Sunday 10 March 2013

Too Cold for that Caper

As predicted (but not with any credence from us!) our poly tunnel is delivered this (Sunday) morning. This unlikely event, a bloke doing a delivery of building materials with a lorry on a Sunday is only happening because bloke's Mum and Auntie both live in the nearby village of Loughglynn, it's Mothers' Day and he is bringing his wee daughter over for lunch.

Daughter is fascinated by the rabbits and geese but declines a look around because it's lovely and warm in Dad's lorry-cab and 'out here' there is a fierce Nor'Easterly charging through at what feels like about minus 4 degrees and the forecast is for snow. Donegal, a couple of counties north already has snow.

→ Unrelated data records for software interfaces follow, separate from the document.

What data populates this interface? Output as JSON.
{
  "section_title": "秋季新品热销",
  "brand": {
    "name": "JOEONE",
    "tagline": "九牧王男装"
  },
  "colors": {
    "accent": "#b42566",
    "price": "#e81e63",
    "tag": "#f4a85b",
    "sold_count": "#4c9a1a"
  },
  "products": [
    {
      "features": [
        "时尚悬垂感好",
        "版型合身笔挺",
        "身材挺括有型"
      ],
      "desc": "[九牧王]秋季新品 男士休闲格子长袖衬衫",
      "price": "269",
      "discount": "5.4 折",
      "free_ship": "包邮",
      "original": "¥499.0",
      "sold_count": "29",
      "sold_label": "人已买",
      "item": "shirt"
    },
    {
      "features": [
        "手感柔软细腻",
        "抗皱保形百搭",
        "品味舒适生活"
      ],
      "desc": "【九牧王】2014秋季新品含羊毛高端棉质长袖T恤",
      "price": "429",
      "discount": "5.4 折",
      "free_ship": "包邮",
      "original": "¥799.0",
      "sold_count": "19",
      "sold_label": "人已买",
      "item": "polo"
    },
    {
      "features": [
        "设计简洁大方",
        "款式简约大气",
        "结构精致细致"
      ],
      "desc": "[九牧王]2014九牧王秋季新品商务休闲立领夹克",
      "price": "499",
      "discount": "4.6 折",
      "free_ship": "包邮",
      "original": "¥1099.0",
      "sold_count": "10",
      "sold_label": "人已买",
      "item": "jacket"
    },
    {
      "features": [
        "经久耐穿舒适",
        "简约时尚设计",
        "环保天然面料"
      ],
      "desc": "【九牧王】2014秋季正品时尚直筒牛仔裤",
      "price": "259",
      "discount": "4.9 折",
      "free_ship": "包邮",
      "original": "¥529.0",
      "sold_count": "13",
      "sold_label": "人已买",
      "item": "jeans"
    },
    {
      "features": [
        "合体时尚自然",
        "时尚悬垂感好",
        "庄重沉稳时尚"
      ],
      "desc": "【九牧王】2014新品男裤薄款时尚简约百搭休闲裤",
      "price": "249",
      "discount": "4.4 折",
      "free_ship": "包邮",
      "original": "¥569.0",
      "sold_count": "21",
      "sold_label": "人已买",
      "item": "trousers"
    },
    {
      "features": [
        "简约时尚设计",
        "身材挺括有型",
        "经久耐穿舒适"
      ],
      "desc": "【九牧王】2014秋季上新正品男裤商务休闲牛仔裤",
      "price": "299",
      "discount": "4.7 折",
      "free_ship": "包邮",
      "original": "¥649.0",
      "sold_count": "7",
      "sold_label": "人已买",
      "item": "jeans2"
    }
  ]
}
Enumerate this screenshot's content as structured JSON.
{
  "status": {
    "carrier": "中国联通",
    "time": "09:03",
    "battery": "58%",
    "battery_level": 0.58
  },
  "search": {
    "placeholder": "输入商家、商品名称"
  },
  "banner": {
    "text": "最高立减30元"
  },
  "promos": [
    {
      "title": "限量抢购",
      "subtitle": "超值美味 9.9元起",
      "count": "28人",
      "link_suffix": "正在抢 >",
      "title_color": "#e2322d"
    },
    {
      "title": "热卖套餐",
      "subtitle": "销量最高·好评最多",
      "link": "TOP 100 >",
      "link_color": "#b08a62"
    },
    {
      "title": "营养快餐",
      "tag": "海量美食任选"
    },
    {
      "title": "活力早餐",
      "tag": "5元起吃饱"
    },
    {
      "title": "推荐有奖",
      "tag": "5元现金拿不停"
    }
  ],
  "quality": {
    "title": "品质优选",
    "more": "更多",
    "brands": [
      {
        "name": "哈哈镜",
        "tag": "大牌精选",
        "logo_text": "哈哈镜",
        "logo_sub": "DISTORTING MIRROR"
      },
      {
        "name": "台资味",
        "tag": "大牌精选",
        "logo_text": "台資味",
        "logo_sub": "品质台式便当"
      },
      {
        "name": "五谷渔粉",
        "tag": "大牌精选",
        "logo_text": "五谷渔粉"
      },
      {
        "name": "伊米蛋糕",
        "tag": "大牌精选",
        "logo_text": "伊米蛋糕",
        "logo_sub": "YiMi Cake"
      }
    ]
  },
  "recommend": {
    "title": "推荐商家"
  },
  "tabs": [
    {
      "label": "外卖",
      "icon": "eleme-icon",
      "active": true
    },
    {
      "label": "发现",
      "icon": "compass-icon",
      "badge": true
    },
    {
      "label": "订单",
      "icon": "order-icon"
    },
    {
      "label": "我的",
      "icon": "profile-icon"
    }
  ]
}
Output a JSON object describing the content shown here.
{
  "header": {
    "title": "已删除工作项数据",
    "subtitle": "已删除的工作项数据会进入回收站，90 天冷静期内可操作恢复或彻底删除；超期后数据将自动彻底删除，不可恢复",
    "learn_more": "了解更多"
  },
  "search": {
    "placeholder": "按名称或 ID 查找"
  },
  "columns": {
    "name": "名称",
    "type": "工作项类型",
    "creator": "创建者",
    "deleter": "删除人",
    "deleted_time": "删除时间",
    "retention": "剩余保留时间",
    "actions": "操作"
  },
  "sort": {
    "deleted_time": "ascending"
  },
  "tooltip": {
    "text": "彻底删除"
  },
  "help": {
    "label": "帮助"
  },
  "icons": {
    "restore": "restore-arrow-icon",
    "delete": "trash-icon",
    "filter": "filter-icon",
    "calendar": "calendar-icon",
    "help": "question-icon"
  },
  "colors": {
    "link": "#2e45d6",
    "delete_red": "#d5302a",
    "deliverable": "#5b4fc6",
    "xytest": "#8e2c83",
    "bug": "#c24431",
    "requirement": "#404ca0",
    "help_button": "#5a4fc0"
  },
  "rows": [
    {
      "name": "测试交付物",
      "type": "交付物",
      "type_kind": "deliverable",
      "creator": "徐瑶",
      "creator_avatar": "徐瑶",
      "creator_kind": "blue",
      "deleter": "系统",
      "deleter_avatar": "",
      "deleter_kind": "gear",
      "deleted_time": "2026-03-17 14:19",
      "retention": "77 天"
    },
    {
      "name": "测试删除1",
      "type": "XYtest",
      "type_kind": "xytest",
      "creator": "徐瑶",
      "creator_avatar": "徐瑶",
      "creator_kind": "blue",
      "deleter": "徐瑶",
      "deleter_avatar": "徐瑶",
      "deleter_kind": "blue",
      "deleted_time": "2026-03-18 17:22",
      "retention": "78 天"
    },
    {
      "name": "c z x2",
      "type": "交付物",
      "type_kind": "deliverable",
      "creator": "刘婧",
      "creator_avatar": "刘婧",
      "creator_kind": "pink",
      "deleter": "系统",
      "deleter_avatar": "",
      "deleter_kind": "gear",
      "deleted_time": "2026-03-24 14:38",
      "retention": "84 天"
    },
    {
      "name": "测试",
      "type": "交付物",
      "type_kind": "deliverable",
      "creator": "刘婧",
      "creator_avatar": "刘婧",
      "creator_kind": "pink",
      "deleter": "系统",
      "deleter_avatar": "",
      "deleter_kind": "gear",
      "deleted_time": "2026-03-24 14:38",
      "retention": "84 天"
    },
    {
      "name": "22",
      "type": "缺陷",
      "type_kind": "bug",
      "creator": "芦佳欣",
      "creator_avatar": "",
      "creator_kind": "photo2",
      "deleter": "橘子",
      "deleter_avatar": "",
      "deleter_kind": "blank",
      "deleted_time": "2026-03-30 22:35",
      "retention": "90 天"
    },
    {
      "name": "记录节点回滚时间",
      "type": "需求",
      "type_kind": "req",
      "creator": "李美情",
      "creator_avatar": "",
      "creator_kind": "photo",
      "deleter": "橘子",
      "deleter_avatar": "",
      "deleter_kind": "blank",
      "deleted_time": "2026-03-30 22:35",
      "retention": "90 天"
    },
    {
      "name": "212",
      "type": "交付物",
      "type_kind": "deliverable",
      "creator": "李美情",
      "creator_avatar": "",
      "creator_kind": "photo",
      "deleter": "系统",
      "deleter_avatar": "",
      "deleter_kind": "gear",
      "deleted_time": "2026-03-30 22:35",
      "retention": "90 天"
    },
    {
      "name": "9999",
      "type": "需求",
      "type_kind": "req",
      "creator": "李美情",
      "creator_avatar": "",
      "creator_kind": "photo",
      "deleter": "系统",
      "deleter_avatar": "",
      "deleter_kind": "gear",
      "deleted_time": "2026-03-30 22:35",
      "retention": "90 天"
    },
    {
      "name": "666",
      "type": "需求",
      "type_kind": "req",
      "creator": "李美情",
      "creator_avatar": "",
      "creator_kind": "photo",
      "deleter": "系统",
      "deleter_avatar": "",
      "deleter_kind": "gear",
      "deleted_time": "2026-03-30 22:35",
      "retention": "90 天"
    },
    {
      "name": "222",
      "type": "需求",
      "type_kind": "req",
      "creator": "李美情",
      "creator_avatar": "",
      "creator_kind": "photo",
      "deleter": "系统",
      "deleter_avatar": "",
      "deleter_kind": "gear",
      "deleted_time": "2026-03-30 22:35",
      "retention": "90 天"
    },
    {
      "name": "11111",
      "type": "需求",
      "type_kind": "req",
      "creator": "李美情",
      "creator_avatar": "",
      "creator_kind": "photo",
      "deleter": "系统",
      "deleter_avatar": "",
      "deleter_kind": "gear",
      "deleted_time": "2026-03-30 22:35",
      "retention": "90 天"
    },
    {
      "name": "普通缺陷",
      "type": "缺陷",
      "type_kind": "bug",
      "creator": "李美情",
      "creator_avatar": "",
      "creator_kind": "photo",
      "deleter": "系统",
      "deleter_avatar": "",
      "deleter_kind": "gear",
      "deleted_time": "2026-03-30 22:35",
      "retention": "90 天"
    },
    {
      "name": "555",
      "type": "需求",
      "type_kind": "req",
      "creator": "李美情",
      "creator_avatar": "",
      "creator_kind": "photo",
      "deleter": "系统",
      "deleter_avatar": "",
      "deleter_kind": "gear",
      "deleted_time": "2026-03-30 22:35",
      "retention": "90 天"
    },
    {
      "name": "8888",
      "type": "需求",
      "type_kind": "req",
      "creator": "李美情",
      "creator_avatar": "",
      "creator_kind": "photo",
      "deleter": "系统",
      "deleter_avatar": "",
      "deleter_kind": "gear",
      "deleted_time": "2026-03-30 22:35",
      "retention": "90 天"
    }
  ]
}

If you stand in the Tígín with the east side door open, the wind chases in behind you and howls out through the gaps around the west door with a noise like a Scott of the Antarctic sound-track. Lawrence Oates quotes resound in our ears. "I am just going outside and I may be some time".

What ever, it's way too cold to play poly tunnels and would be downright dangerous in the wind, so the bits and pieces come off the lorry and will pretty much stay put till the weather improves. Not only do you need it reasonably still to be handling huge sheets of plastic, but it is much easier to get the plastic correctly taut around the frame if the plastic is warm and supple.

Meanwhile, a new complication develops in our gardening, and that is in the pond department. We had hoped that the apparently sticky, heavy Roscommon clay might be gloopy enough to give is a waterproof lining to our intended and half-dug big pond. I have posted in an earlier post about digging a test-pit, filling it with rain water and slapping it about a bit to smear out any obvious worm-holes before leaving it to the geese. Well, to my amazement I woke up on the 2nd morning after creating the test-pit to find it drained dry, so not that waterproof at all! So much for all the 'living in a bog' no drainage nonsense.

Liz and I decided to research this 'puddling' a bit further and the methods as described in our internet searches involve scooping up tennis ball sized lumps  the clay, squishing it in you hands, forming it into hamburger shaped 'tiles' and then creating multiple, interlocked layers of these tiles to 6 inches thickness. This is all totally impractical on a 20 foot by 30 foot pond as is the commercial/industrial/contractor method involving 20 tonne excavators etc. We had a little poke about with our own hands and shovels and discovered that the 'clay' when wetted is actually quite gritty, more like a silty-clay than a pure clay. It definitely did not feel as smooth and clay-like as the stuff I can remember trying to spin on the potters wheel at school. When you try to puddle it with water it falls apart and, even when squished into a ball-shape it splits and breaks apart when kneaded.

The net result of all this mud-pie puddle-ducking is that we now think that a clay liner would not work and that we will have to go for the butyl rubber liner. Butyl rubber round these parts comes at around €8.50 per square metre so you can probably do the sums and see that we are talking about a several hundred euro spend. We have seen the advice which says length is pond length plus twice depth plus 500mm margin but we have also seen the little footnote which says 'if you have dug your pond already, lay a hose pipe along and down into the pond hole and then measure the hose'. The latter is much more efficient and will result in much less waste of expensive rubber sheeting. So I am back in the pond digging game but not in this wind.

Today I am staying indoors for the most part, doing all the cooking to give Liz a Mothers' Day break and keeping the home fires burning. Love to my own Mum (Pud Lady) and Liz's Mum, (Steak Lady) plus to any Mums of our animals; Deefer's Mum (Molly), Towser and Poppy's Mum (Lily), the cats' Mum, and so on. Off to walk the dogs now, though.

"I am just going outside......"

1 comment:

Renovation in Galicia said...

So glad the tunnel has arrived but it is a shame that the weather has stopped play. Too damned cold to do much outside, having said that OH has cleaned out two hen houses today, that kept him warm.